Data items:
***

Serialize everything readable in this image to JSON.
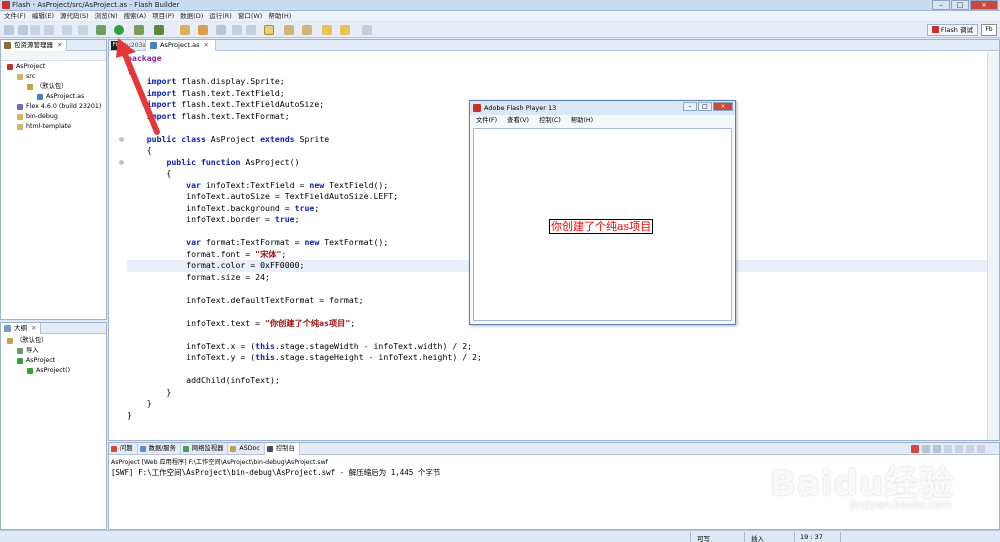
{
  "window": {
    "title": "Flash - AsProject/src/AsProject.as - Flash Builder"
  },
  "menubar": {
    "items": [
      "文件(F)",
      "编辑(E)",
      "源代码(S)",
      "浏览(N)",
      "搜索(A)",
      "项目(P)",
      "数据(D)",
      "运行(R)",
      "窗口(W)",
      "帮助(H)"
    ]
  },
  "toolbar": {
    "perspective_label": "Flash 调试"
  },
  "package_explorer": {
    "tab_label": "包资源管理器",
    "tree": [
      {
        "label": "AsProject",
        "level": 0
      },
      {
        "label": "src",
        "level": 1
      },
      {
        "label": "（默认包）",
        "level": 2
      },
      {
        "label": "AsProject.as",
        "level": 3
      },
      {
        "label": "Flex 4.6.0 (build 23201)",
        "level": 1
      },
      {
        "label": "bin-debug",
        "level": 1
      },
      {
        "label": "html-template",
        "level": 1
      }
    ]
  },
  "outline": {
    "tab_label": "大纲",
    "tree": [
      {
        "label": "（默认包）",
        "level": 0
      },
      {
        "label": "导入",
        "level": 1
      },
      {
        "label": "AsProject",
        "level": 1
      },
      {
        "label": "AsProject()",
        "level": 2
      }
    ]
  },
  "editor": {
    "tab_label": "AsProject.as",
    "code_lines": [
      {
        "segments": [
          {
            "t": "package",
            "c": "kw2"
          }
        ]
      },
      {
        "segments": [
          {
            "t": "{",
            "c": ""
          }
        ]
      },
      {
        "segments": [
          {
            "t": "    ",
            "c": ""
          },
          {
            "t": "import",
            "c": "kw"
          },
          {
            "t": " flash.display.Sprite;",
            "c": ""
          }
        ]
      },
      {
        "segments": [
          {
            "t": "    ",
            "c": ""
          },
          {
            "t": "import",
            "c": "kw"
          },
          {
            "t": " flash.text.TextField;",
            "c": ""
          }
        ]
      },
      {
        "segments": [
          {
            "t": "    ",
            "c": ""
          },
          {
            "t": "import",
            "c": "kw"
          },
          {
            "t": " flash.text.TextFieldAutoSize;",
            "c": ""
          }
        ]
      },
      {
        "segments": [
          {
            "t": "    ",
            "c": ""
          },
          {
            "t": "import",
            "c": "kw"
          },
          {
            "t": " flash.text.TextFormat;",
            "c": ""
          }
        ]
      },
      {
        "segments": []
      },
      {
        "segments": [
          {
            "t": "    ",
            "c": ""
          },
          {
            "t": "public class",
            "c": "kw"
          },
          {
            "t": " AsProject ",
            "c": ""
          },
          {
            "t": "extends",
            "c": "kw"
          },
          {
            "t": " Sprite",
            "c": ""
          }
        ]
      },
      {
        "segments": [
          {
            "t": "    {",
            "c": ""
          }
        ]
      },
      {
        "segments": [
          {
            "t": "        ",
            "c": ""
          },
          {
            "t": "public function",
            "c": "kw"
          },
          {
            "t": " AsProject()",
            "c": ""
          }
        ]
      },
      {
        "segments": [
          {
            "t": "        {",
            "c": ""
          }
        ]
      },
      {
        "segments": [
          {
            "t": "            ",
            "c": ""
          },
          {
            "t": "var",
            "c": "kw"
          },
          {
            "t": " infoText:TextField = ",
            "c": ""
          },
          {
            "t": "new",
            "c": "kw"
          },
          {
            "t": " TextField();",
            "c": ""
          }
        ]
      },
      {
        "segments": [
          {
            "t": "            infoText.autoSize = TextFieldAutoSize.LEFT;",
            "c": ""
          }
        ]
      },
      {
        "segments": [
          {
            "t": "            infoText.background = ",
            "c": ""
          },
          {
            "t": "true",
            "c": "kw"
          },
          {
            "t": ";",
            "c": ""
          }
        ]
      },
      {
        "segments": [
          {
            "t": "            infoText.border = ",
            "c": ""
          },
          {
            "t": "true",
            "c": "kw"
          },
          {
            "t": ";",
            "c": ""
          }
        ]
      },
      {
        "segments": []
      },
      {
        "segments": [
          {
            "t": "            ",
            "c": ""
          },
          {
            "t": "var",
            "c": "kw"
          },
          {
            "t": " format:TextFormat = ",
            "c": ""
          },
          {
            "t": "new",
            "c": "kw"
          },
          {
            "t": " TextFormat();",
            "c": ""
          }
        ]
      },
      {
        "segments": [
          {
            "t": "            format.font = ",
            "c": ""
          },
          {
            "t": "\"宋体\"",
            "c": "str"
          },
          {
            "t": ";",
            "c": ""
          }
        ]
      },
      {
        "segments": [
          {
            "t": "            format.color = 0xFF0000;",
            "c": ""
          }
        ],
        "highlight": true
      },
      {
        "segments": [
          {
            "t": "            format.size = 24;",
            "c": ""
          }
        ]
      },
      {
        "segments": []
      },
      {
        "segments": [
          {
            "t": "            infoText.defaultTextFormat = format;",
            "c": ""
          }
        ]
      },
      {
        "segments": []
      },
      {
        "segments": [
          {
            "t": "            infoText.text = ",
            "c": ""
          },
          {
            "t": "\"你创建了个纯as项目\"",
            "c": "str"
          },
          {
            "t": ";",
            "c": ""
          }
        ]
      },
      {
        "segments": []
      },
      {
        "segments": [
          {
            "t": "            infoText.x = (",
            "c": ""
          },
          {
            "t": "this",
            "c": "kw"
          },
          {
            "t": ".stage.stageWidth - infoText.width) / 2;",
            "c": ""
          }
        ]
      },
      {
        "segments": [
          {
            "t": "            infoText.y = (",
            "c": ""
          },
          {
            "t": "this",
            "c": "kw"
          },
          {
            "t": ".stage.stageHeight - infoText.height) / 2;",
            "c": ""
          }
        ]
      },
      {
        "segments": []
      },
      {
        "segments": [
          {
            "t": "            addChild(infoText);",
            "c": ""
          }
        ]
      },
      {
        "segments": [
          {
            "t": "        }",
            "c": ""
          }
        ]
      },
      {
        "segments": [
          {
            "t": "    }",
            "c": ""
          }
        ]
      },
      {
        "segments": [
          {
            "t": "}",
            "c": ""
          }
        ]
      }
    ]
  },
  "flash_player": {
    "title": "Adobe Flash Player 13",
    "menu": [
      "文件(F)",
      "查看(V)",
      "控制(C)",
      "帮助(H)"
    ],
    "stage_text": "你创建了个纯as项目",
    "stage_text_color": "#ff0000"
  },
  "console": {
    "tabs": [
      "问题",
      "数据/服务",
      "网络监视器",
      "ASDoc",
      "控制台"
    ],
    "header": "AsProject [Web 应用程序] F:\\工作空间\\AsProject\\bin-debug\\AsProject.swf",
    "output": "[SWF] F:\\工作空间\\AsProject\\bin-debug\\AsProject.swf - 解压缩后为 1,445 个字节"
  },
  "statusbar": {
    "writable": "可写",
    "insert_mode": "插入",
    "position": "19 : 37"
  },
  "watermark": {
    "brand": "Baidu经验",
    "url": "jingyan.baidu.com"
  }
}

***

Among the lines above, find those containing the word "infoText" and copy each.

Exercise answer:
            "t": " infoText:TextField = ",
            "t": "            infoText.autoSize = TextFieldAutoSize.LEFT;",
            "t": "            infoText.background = ",
            "t": "            infoText.border = ",
            "t": "            infoText.defaultTextFormat = format;",
            "t": "            infoText.text = ",
            "t": "            infoText.x = (",
            "t": ".stage.stageWidth - infoText.width) / 2;",
            "t": "            infoText.y = (",
            "t": ".stage.stageHeight - infoText.height) / 2;",
            "t": "            addChild(infoText);",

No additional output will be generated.